╔══

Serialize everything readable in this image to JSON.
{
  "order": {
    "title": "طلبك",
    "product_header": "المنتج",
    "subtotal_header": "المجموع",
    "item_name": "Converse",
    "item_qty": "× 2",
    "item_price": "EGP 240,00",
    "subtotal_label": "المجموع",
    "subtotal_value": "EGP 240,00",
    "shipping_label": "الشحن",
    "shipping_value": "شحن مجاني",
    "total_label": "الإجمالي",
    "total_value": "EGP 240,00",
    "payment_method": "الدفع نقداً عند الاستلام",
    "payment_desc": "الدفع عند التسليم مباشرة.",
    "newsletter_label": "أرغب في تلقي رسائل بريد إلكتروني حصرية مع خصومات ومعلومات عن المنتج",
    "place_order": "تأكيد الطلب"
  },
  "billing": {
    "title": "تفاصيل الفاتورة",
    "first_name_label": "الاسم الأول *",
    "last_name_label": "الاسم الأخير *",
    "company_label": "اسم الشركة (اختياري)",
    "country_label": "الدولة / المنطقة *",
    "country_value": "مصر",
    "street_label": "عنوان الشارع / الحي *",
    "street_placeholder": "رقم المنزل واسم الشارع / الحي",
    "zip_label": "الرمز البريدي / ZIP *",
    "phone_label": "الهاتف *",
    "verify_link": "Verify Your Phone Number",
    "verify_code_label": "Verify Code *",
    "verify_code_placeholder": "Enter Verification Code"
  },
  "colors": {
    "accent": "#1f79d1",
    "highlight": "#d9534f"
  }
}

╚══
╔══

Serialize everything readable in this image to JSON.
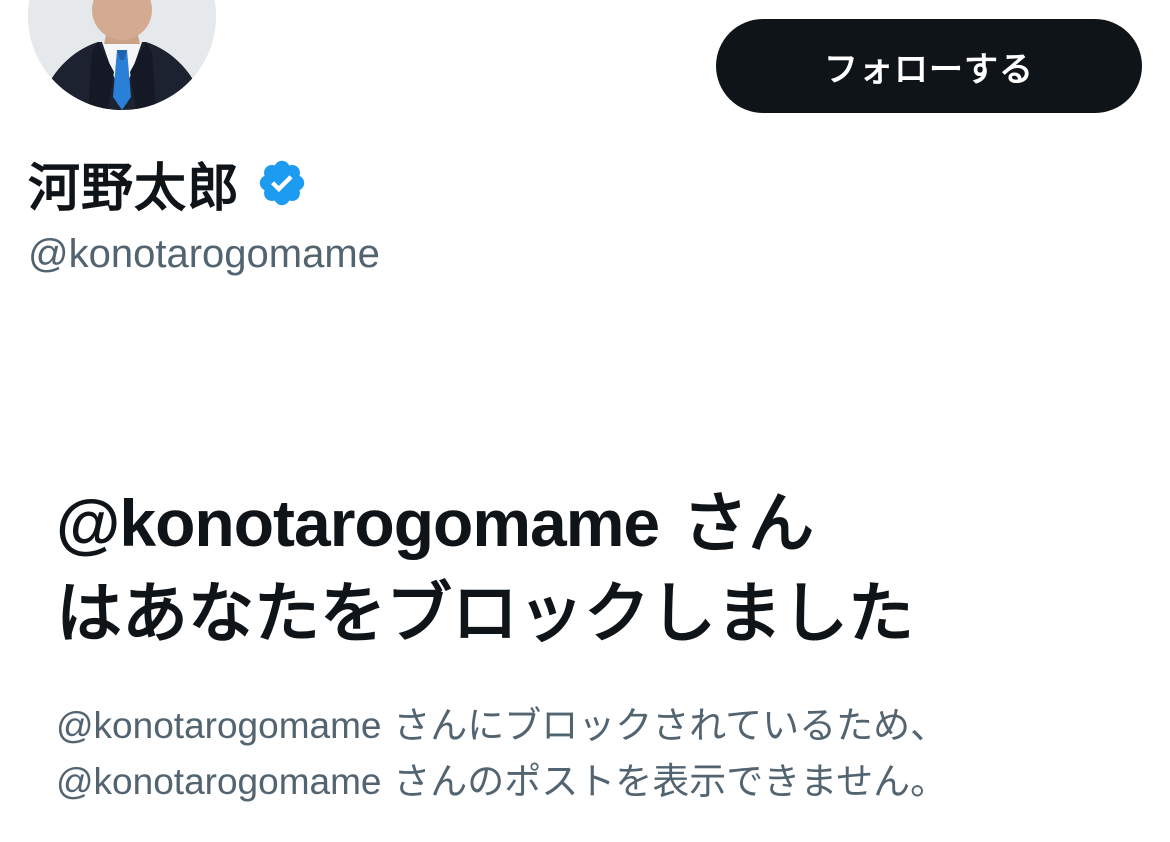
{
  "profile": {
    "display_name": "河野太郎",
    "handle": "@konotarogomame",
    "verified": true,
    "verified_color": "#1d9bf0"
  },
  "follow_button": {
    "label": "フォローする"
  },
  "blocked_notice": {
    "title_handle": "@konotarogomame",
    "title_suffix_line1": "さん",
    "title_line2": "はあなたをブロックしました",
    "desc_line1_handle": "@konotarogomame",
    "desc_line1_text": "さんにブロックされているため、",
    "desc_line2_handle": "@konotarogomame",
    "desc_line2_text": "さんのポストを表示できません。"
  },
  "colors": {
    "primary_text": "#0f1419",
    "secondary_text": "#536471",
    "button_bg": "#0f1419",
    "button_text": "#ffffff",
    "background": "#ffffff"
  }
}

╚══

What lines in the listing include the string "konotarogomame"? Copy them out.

** Response area **
    "handle": "@konotarogomame",
    "title_handle": "@konotarogomame",
    "desc_line1_handle": "@konotarogomame",
    "desc_line2_handle": "@konotarogomame",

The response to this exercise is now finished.